[Extracted records]

******************************

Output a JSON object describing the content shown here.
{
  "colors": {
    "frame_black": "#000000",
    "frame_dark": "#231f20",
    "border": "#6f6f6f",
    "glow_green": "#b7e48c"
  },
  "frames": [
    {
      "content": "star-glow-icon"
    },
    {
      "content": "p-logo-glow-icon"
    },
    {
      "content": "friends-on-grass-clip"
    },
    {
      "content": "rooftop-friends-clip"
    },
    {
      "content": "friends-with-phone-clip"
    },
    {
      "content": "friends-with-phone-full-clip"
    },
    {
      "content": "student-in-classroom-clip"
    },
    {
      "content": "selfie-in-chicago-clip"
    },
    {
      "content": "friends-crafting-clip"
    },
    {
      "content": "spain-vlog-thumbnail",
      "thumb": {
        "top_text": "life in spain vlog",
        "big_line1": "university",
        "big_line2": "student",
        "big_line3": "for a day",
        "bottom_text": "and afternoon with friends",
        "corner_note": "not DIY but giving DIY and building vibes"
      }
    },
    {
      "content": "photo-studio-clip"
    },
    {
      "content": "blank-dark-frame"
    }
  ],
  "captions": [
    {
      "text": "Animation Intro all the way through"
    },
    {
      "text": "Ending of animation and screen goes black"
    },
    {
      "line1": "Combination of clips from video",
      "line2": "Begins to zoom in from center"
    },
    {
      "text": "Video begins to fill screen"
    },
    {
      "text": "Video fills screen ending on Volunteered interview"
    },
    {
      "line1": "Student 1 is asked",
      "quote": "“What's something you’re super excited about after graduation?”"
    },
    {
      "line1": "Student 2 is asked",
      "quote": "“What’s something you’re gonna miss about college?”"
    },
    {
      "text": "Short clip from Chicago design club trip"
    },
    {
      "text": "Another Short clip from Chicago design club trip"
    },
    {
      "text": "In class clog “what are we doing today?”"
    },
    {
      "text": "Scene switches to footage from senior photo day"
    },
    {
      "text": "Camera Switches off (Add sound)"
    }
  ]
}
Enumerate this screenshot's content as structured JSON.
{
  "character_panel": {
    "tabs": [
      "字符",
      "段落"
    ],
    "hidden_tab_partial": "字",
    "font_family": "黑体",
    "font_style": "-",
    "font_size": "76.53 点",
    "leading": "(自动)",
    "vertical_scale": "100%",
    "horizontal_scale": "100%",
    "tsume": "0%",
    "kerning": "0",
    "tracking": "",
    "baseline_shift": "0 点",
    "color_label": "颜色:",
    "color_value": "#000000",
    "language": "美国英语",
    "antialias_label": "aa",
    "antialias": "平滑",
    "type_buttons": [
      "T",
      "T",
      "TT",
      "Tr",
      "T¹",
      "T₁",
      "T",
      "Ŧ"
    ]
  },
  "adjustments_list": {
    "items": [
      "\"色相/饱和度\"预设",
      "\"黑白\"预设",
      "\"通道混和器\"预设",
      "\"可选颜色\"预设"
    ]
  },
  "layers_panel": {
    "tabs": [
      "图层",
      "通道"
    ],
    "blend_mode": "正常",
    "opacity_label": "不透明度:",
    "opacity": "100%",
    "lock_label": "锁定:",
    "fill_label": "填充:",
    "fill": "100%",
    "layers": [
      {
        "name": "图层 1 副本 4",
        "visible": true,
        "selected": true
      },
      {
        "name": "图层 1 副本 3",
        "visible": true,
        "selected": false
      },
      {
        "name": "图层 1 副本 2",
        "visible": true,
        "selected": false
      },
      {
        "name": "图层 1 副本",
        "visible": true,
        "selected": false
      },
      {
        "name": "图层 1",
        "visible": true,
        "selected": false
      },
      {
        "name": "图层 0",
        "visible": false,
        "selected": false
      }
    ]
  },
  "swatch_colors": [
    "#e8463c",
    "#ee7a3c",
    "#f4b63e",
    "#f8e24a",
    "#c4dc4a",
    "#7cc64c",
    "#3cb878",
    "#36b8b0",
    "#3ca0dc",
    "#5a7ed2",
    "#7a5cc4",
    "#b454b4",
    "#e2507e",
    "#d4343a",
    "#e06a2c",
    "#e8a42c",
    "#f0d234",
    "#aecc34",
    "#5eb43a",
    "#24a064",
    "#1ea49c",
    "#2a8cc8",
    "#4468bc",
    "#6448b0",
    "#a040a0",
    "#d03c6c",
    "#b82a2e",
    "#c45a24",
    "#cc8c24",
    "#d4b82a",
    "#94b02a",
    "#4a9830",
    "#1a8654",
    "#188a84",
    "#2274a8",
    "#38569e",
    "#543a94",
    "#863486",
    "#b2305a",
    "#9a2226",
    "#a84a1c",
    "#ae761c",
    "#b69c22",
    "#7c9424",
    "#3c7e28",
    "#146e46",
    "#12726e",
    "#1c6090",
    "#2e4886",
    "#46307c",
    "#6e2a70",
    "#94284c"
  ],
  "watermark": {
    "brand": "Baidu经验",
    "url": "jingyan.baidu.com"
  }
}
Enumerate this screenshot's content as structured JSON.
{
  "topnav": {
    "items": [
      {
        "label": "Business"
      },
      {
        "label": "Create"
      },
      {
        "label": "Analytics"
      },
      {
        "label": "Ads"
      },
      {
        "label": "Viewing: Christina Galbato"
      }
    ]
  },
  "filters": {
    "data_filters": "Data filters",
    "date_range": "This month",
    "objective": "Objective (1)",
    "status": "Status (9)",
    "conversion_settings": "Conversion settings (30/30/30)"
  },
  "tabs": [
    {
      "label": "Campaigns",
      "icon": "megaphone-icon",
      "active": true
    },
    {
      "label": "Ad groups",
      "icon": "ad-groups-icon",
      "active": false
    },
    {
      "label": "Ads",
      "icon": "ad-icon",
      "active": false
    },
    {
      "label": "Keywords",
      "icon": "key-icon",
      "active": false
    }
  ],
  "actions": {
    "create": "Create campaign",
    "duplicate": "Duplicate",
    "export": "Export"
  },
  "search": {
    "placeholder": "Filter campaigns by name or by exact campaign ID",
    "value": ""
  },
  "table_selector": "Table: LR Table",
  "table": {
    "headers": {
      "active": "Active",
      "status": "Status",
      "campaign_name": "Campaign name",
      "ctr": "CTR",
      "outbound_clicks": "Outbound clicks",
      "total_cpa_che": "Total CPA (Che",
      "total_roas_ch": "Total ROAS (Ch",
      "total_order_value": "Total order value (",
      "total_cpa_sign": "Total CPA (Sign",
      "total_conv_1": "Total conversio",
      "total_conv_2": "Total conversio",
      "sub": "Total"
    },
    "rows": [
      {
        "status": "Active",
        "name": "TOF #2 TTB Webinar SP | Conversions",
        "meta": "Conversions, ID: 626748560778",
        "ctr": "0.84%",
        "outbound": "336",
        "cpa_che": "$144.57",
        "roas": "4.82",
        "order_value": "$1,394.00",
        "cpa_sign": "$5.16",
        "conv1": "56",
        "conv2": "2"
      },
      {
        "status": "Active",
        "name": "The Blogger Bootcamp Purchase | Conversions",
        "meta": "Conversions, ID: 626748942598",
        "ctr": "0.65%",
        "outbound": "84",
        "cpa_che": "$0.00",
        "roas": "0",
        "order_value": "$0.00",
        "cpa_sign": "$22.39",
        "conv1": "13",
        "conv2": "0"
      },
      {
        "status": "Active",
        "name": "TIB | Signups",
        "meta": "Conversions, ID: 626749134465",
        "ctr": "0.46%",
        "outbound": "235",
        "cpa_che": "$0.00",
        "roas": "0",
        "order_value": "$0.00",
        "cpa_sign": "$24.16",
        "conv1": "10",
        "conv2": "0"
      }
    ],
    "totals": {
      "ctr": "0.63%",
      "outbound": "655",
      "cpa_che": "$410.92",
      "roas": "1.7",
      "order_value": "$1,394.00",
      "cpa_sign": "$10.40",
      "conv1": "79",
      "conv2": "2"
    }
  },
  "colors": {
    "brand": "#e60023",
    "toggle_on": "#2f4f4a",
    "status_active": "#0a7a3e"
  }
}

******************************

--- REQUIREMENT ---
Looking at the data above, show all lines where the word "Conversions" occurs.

--- ANSWER ---
        "name": "TOF #2 TTB Webinar SP | Conversions",
        "meta": "Conversions, ID: 626748560778",
        "name": "The Blogger Bootcamp Purchase | Conversions",
        "meta": "Conversions, ID: 626748942598",
        "meta": "Conversions, ID: 626749134465",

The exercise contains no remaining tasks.